- Near Dark starring Lance Henriksen and Bill Paxton. Want to be scared by vampires whose actions have no moral accountability? See this movie.
- The Hunger starring Catherine Deneuve and David Bowie. Bringing the vampire-as-sexual-metaphor notion to the big screen, this is one of the most sensual vampire movies ever made.

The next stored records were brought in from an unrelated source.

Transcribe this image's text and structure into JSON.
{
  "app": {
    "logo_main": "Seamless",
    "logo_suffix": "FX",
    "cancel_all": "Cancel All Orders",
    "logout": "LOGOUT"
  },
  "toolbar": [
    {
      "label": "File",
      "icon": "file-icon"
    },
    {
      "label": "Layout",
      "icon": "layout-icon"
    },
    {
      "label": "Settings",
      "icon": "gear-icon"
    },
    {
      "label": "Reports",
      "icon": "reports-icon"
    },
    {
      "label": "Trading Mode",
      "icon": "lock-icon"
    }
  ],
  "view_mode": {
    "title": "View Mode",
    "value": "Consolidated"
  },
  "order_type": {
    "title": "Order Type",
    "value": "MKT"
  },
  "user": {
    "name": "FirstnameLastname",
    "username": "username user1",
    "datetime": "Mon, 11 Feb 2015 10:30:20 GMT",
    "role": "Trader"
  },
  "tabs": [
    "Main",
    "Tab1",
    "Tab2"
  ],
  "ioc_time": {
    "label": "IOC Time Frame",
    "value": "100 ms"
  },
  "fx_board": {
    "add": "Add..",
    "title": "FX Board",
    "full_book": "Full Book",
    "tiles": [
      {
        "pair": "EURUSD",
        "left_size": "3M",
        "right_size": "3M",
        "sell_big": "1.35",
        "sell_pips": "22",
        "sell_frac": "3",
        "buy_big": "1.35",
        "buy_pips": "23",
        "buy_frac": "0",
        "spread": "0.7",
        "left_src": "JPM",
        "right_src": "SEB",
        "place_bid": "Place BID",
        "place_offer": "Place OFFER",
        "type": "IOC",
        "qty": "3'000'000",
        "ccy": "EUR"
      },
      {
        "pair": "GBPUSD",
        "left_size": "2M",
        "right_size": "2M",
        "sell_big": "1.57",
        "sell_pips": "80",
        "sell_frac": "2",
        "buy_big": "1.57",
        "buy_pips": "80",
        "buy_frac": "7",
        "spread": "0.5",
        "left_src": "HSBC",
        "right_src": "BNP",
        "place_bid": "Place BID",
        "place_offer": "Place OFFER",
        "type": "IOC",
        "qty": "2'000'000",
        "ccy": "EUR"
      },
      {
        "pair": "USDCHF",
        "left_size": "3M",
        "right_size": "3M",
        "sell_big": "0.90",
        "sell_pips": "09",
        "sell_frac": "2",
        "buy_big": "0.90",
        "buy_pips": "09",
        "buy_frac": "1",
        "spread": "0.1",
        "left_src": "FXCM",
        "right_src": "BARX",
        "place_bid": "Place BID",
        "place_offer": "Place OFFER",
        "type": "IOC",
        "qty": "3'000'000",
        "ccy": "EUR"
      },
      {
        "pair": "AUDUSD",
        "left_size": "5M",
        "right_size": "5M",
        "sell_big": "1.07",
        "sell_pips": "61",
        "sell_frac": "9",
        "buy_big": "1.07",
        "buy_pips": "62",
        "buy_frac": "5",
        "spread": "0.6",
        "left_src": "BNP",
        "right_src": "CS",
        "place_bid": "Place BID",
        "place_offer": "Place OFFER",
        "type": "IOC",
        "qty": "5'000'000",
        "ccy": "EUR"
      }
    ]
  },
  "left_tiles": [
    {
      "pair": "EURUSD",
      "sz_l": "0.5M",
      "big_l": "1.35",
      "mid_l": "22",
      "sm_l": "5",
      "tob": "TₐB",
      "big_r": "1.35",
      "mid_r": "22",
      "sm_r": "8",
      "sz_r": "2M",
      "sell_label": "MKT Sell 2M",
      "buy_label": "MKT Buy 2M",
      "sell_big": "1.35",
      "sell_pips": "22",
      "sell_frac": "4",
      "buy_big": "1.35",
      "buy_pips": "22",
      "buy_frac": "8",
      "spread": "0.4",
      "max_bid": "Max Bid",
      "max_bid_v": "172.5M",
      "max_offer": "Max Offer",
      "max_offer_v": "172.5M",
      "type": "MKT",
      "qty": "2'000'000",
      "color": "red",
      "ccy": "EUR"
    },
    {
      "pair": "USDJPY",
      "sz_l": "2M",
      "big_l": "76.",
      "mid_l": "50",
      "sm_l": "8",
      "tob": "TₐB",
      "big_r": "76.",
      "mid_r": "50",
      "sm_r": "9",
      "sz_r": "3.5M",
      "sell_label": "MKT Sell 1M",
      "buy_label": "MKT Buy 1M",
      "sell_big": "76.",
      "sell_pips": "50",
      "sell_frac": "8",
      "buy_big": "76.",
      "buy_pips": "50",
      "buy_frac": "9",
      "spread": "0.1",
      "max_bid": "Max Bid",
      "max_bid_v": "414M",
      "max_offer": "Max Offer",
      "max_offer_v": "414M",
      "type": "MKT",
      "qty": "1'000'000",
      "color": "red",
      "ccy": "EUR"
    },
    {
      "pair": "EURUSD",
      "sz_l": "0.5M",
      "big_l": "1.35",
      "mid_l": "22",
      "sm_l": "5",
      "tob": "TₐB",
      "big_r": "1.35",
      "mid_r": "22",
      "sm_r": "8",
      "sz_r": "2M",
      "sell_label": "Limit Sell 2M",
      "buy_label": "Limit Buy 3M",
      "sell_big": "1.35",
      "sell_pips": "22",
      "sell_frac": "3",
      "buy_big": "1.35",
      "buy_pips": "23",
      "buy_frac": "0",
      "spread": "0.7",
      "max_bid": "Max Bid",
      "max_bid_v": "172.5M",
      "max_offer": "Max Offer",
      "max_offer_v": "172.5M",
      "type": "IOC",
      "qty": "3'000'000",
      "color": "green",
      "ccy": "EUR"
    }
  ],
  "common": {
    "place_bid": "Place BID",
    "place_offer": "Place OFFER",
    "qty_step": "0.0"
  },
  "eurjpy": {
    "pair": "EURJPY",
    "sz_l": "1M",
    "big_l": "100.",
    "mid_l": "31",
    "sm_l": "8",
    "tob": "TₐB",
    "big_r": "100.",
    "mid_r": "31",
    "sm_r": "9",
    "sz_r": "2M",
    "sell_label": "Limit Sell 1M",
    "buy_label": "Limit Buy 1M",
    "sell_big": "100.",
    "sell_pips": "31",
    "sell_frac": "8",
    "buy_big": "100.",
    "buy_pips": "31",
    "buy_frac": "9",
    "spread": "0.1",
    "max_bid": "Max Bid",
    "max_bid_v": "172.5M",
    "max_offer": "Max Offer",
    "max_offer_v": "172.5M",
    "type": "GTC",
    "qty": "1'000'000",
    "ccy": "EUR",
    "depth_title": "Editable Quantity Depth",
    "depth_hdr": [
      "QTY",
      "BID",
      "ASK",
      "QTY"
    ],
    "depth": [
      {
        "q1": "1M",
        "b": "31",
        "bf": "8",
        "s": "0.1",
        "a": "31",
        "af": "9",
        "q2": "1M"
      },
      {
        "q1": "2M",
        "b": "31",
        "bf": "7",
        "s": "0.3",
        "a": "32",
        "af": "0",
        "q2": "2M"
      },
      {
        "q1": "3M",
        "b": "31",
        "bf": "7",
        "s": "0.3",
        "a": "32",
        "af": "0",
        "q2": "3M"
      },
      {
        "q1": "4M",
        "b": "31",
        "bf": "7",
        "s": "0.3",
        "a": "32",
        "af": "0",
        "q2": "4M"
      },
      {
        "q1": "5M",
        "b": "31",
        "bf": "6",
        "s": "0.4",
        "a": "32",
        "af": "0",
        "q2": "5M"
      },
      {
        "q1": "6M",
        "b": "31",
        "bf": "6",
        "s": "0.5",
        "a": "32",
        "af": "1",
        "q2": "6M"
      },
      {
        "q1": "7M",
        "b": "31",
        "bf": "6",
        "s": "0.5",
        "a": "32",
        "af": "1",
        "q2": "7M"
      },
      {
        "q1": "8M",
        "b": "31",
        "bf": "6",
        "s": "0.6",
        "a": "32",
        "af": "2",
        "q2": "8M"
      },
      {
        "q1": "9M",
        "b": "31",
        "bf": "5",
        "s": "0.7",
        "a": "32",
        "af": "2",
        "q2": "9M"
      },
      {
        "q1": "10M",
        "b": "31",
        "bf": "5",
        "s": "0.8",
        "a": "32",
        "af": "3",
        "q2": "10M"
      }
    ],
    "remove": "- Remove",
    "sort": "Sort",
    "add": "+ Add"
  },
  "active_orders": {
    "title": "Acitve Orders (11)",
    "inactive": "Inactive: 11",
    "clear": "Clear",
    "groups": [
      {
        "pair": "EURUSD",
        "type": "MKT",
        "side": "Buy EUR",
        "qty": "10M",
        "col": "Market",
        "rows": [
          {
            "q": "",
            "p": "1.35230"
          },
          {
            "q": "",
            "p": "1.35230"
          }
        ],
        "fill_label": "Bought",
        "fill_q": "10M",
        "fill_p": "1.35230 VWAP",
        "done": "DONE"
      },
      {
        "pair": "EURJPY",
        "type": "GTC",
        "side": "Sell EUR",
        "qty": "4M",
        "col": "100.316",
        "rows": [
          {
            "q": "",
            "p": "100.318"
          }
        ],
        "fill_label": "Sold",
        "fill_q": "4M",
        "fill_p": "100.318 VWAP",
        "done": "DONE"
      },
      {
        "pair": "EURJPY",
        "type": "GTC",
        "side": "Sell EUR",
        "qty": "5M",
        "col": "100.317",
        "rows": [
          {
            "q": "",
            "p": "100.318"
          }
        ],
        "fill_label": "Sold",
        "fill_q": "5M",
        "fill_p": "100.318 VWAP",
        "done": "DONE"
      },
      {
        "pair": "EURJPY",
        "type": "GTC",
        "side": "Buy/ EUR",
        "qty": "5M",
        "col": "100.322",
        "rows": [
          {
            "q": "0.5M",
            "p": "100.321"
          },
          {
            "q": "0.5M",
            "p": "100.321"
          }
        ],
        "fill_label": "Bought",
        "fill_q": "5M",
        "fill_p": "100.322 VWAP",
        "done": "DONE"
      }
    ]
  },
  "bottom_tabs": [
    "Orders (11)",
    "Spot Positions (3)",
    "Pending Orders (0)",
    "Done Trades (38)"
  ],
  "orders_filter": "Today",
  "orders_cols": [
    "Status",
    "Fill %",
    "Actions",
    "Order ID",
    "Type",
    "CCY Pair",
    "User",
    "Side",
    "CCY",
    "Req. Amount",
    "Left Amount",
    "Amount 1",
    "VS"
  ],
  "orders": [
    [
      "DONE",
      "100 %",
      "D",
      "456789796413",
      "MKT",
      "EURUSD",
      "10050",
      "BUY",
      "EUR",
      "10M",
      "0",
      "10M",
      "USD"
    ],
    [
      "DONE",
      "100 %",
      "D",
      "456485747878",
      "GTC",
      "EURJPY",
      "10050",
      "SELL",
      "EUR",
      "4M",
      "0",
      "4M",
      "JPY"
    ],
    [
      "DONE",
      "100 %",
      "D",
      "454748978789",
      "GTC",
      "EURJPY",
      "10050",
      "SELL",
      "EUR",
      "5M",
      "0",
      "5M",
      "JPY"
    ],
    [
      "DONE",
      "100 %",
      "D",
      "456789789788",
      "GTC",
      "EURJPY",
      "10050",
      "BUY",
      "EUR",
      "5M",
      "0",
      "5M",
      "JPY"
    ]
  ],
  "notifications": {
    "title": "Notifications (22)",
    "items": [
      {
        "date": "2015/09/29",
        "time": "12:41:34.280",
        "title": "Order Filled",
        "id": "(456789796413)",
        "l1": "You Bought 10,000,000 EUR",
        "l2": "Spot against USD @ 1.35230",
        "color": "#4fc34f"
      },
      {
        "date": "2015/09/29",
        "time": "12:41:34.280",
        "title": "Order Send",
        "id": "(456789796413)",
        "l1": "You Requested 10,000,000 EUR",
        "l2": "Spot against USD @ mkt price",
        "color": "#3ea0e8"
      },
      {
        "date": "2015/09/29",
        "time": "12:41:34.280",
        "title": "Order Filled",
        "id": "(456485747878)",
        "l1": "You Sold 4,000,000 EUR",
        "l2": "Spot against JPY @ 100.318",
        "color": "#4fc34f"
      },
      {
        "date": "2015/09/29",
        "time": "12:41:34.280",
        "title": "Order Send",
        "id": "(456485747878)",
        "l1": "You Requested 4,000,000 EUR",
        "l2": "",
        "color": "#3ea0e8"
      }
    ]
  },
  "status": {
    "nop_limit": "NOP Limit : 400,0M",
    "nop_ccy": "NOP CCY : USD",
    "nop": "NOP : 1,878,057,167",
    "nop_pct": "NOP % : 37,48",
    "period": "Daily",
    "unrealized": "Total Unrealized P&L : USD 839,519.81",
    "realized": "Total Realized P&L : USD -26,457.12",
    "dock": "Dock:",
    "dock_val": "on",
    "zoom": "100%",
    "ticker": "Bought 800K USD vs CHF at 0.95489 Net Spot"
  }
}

It also opens with a cameo performance by Bauhaus, for those who like a bit of musical counterculture with their film.
- The film adaptation of Anne Rice’s Interview with the Vampire, starring Tom Cruise and Brad Pitt, deserves mention, as does Francis Ford Coppola’s Dracula, but both works are mentioned in the fiction section.
To gain further insight into the personal politics and corruption typical among vampires, check out these movies: Dangerous Liaisons, Blade Runner, Mulholland Drive, The Manchurian Candidate, The Sixth Sense, Croupier, Casablanca, and Amadeus.
Listening to vampire-style music
It gets touchy here: So many bands that are popular at any given moment vanish without a trace shortly after their popularity peaks. As such, we’ll just touch on a few musical genres and discuss their applicability, listing a few key performers and composers.
- Classical: Any elder who has spent over a century among the undead probably has a greater knowledge of classical musical than popular music. With its intricate arrangements of instruments and careful composition, classical music is the archetypal sound of both refinement and conspiracy spanning centuries. As you might expect, requiems are excellent examples of these types of music. Recommended composers include Beethoven, Bach, Dvorak, and Mozart.
- Punk: Punk’s original sound rose out of a desire to rebel against the status quo and be seen and heard doing it. While punk hasn’t aged particularly gracefully, it has at least retained its hokey pop sensibilities, losing only the irony of such accessibility. Punk bands not to miss include the Sex Pistols, the Damned, the Misfits, and Black Flag.
- Goth: It doesn’t get any more vampiric. Lyrics about bats, blood, and vampires flirt with religious, pagan, or even blasphemous overtones, all put up against a bombastic wall of sound that’s heavy on percussion and discordant guitars. Key goth bands (even though many of them deny it) include the Sisters of Mercy, This Mortal Coil, Faith and the Muse, Switchblade Symphony, and Bauhaus.
- Hey, who are we to tell you what music to listen to? No doubt you have your own musical tastes and your own ideas for using a certain song to highlight your Vampire experiences. You don’t even need to confine yourself to “vampire music.” For you, a certain Johnny Cash or Public Enemy song might suit a certain story or chronicle far better than Concrete Blonde’s “Bloodletting” ever could.